So far this month, Berkshire Hathaway (NYSE: BRK/B) has announced purchases of 27 million and 12 million shares of long-time EIA recommendation Occidental Petroleum (NYSE: OXY). As a result, the giant investment and insurance firm now owns 18.7 percent of the oil and gas producer—that’s nearly as much as the next two largest holders combined.
Why load up on a still highly leveraged commodity producer just as an inflation-focused Federal Reserve appears to be tipping the US economy into recession? We suspect it’s the same basic reason for all of Mr. Buffett’s investments since he became Berkshire’s Chairman and CEO way back in 1970: He sees truly massive free cash flows in Occidental’s future.
I recently sat down with MarketWrap's Moe Ansari to discuss current investment trends in the energy sector.
You’ve probably seen the headlines about a deal between the US and European Union aimed at reducing Europe’s dependence on Russian fossil fuels.
One centerpiece of this agreement, unveiled on March 25th, is a US promise to work with international partners to ensure additional liquefied natural gas (LNG) volumes of 15 billion cubic meters (BCM) of natural gas for 2022 with “expected increases going forward.”
So, does this mean a surge in US natural gas prices and increased demand for US liquefied natural gas exports?
The eyes of the world are on fallout from Russia’s invasion of Ukraine. But energy investors would do well to instead check out my key takeaways from this week’s “U.S.-China Regional Dialogue Series: Forum on Innovation in Energy, the Environment and Sustainability.”
Despite some setbacks, Kinder Morgan Inc. (NYSE: KMI) has adapted to where we are right now in the energy price cycle. But effective participation still requires discipline.
Too many small owners lacking critical scale and unprecedented roadblocks to new energy pipeline infrastructure: That’s what was at the core of the unprecedented wave of US oil and gas midstream dividend cuts and bankruptcies of the past few years. Now those same forces are spawning something considerably more positive for investors
The dollar, pipeline regulations, Biden, the mid-terms, Saudi Arabia, Big Oil’s “greed,” and the war in Ukraine…
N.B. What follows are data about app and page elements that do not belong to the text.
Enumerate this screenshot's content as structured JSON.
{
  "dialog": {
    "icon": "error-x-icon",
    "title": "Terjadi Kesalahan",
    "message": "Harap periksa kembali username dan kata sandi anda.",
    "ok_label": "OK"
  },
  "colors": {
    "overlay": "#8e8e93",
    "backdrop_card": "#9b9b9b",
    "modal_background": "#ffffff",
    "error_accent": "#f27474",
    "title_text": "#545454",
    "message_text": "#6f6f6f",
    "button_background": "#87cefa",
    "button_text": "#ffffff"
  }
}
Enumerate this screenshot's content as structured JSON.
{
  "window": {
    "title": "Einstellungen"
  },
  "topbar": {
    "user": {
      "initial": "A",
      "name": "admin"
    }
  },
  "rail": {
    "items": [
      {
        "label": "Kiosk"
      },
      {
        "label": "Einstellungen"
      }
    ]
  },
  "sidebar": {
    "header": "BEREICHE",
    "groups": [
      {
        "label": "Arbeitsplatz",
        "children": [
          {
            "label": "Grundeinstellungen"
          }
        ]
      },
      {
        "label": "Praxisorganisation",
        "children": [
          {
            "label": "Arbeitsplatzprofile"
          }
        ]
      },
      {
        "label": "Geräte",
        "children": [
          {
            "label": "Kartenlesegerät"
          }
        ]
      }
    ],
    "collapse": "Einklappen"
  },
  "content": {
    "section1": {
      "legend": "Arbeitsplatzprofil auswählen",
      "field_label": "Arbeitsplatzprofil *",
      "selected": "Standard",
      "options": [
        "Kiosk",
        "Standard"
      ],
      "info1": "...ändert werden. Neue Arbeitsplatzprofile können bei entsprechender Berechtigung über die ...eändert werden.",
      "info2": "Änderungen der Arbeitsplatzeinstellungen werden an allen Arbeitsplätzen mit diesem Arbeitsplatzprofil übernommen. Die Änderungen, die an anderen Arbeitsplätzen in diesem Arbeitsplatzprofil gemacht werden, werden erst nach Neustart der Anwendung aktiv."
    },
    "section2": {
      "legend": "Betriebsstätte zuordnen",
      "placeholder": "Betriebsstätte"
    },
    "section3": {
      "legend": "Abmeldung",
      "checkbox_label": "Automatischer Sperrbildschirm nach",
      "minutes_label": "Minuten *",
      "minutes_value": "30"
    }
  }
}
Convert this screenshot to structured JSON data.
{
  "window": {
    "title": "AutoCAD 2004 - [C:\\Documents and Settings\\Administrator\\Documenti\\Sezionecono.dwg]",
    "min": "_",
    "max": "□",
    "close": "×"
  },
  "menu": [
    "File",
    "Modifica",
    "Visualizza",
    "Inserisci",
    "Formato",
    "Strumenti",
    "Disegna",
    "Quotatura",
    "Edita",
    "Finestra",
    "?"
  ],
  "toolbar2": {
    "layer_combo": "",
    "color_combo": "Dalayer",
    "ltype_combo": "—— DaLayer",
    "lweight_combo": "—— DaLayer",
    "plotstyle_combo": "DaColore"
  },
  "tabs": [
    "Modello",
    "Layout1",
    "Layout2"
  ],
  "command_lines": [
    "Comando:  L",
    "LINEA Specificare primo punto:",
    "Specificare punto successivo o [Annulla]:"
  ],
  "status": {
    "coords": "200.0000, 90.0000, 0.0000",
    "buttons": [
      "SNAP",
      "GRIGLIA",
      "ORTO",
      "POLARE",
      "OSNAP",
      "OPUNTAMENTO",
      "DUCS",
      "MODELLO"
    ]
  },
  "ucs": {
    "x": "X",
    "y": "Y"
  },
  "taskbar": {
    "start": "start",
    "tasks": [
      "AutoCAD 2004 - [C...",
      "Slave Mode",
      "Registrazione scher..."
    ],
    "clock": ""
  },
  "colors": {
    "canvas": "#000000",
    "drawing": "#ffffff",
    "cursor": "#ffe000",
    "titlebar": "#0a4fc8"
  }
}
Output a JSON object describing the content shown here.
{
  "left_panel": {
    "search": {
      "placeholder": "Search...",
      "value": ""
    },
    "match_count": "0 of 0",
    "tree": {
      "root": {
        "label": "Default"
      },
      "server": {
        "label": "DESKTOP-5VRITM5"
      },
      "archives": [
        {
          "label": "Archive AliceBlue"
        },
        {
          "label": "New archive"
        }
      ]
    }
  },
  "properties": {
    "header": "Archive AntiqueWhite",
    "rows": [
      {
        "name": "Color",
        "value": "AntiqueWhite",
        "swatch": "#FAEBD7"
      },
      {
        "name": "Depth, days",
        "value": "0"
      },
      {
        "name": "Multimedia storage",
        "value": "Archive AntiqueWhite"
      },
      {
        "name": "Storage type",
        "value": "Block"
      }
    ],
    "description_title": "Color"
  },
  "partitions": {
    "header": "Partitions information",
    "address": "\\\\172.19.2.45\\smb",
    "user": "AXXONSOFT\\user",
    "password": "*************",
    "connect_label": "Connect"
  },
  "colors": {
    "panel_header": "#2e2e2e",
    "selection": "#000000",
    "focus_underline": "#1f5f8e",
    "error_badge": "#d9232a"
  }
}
The mainstream and financial media’s efforts to explain the wild swings in crude oil so far this year are apt to touch on all these emotional hot-button issues while largely ignoring the fundamentals that truly drive commodity cycles: Supply, demand, and price.
We’re still waiting for our first Energy and Income Advisor coverage universe dividend cut for 2022. That compares starkly to the 93 companies that reduced payouts at least once during 2020 and 2021.
Benchmark North American oil prices began Q2 2022 around $100 a barrel. They closed at slightly less than $106, after trading as high as $120 plus and as low as $93. That compares with a mid-60s to mid-70s price in the year earlier Q2.
We hosted a live 30-minute presentation for MoneyShow, highlighting our big picture outlook on a range of topics as well as top recommendations.
The prices you see in the “Rating” column of our Portfolio and coverage universe tables are highest recommended entry points. We base them on a combination of business quality and valuation factors. And the result is a price where—if purchased at or below—a stock should generate an average annual total return of at least 10 percent, if held 3 to 5 years.
Elliott and Roger on Jul. 27, 2022